Similar Taxa

Very close to P. longifolia (it could be considered an upland form of that species) from which it differs by its smaller leaves, shorter flowers and preference for mostly subalpine habitats. Pimelea gnidia is only coastal in the southern part of its range where P. longifolia is not known. Both species are said to frequently hybridise (see Burrows 2008).


October - January

Flower Colours

Red / Pink,White


December - April

Propagation Technique

Fickle. Can be grown from cuttings, and occasionally seed germinates in garden conditions. Does best in full sun on a well drained soil. However, even well established plants are prone to sudden collapse.

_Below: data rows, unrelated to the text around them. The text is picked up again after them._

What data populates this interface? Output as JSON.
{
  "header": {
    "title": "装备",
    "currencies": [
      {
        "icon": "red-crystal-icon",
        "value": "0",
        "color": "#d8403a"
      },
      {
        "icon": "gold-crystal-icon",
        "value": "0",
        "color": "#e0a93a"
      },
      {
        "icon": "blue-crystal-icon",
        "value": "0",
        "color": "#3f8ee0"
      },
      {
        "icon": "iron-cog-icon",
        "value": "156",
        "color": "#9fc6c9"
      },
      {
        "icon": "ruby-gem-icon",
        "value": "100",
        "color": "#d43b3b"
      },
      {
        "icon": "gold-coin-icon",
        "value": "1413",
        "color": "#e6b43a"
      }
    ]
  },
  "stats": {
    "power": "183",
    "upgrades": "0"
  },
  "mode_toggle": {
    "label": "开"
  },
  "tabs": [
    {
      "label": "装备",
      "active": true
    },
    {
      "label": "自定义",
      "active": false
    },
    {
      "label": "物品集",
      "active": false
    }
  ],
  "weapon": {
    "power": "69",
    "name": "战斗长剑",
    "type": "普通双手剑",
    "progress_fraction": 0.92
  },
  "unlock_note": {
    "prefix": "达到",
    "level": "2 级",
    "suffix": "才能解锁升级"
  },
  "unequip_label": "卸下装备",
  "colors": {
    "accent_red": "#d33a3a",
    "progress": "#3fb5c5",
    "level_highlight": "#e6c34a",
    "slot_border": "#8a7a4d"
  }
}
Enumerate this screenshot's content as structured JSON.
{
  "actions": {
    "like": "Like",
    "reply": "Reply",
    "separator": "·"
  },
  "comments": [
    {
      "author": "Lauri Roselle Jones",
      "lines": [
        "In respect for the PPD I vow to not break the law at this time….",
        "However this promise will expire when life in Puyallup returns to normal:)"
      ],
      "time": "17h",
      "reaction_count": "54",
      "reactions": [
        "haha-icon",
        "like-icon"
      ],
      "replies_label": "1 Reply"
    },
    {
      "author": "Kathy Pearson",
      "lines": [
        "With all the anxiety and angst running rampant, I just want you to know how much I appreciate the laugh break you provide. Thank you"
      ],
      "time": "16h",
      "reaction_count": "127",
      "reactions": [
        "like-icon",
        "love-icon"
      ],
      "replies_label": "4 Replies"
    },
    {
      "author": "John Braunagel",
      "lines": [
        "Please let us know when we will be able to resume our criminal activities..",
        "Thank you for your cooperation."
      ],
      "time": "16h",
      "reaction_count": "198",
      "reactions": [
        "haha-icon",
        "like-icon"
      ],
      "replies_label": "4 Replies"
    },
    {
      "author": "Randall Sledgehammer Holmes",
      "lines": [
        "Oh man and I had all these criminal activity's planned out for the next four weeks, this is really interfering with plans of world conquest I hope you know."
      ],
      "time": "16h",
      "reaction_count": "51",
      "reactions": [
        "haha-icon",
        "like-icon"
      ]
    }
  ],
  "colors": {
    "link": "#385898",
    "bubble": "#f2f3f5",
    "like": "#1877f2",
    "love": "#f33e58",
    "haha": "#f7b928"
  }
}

Not Threatened

Endemic Taxon


Endemic Genus


Endemic Family


Where To Buy

Not commericially available.

Taxonomic notes

Pimelea crosby-smithiana previously regarded as a distinct species is now regarded as part of the natural variation of P. gnidia.


Description based on Burrows (2008).

References and further reading

Burrows, C.J. 2008: Genus Pimelea (Thymelaeaceae) in New Zealand 1. The taxonomic treatment of seven endemic, glabrous-leaved species. New Zealand Journal of Botany 46: 127-176. 

This page last updated on 6 Jan 2019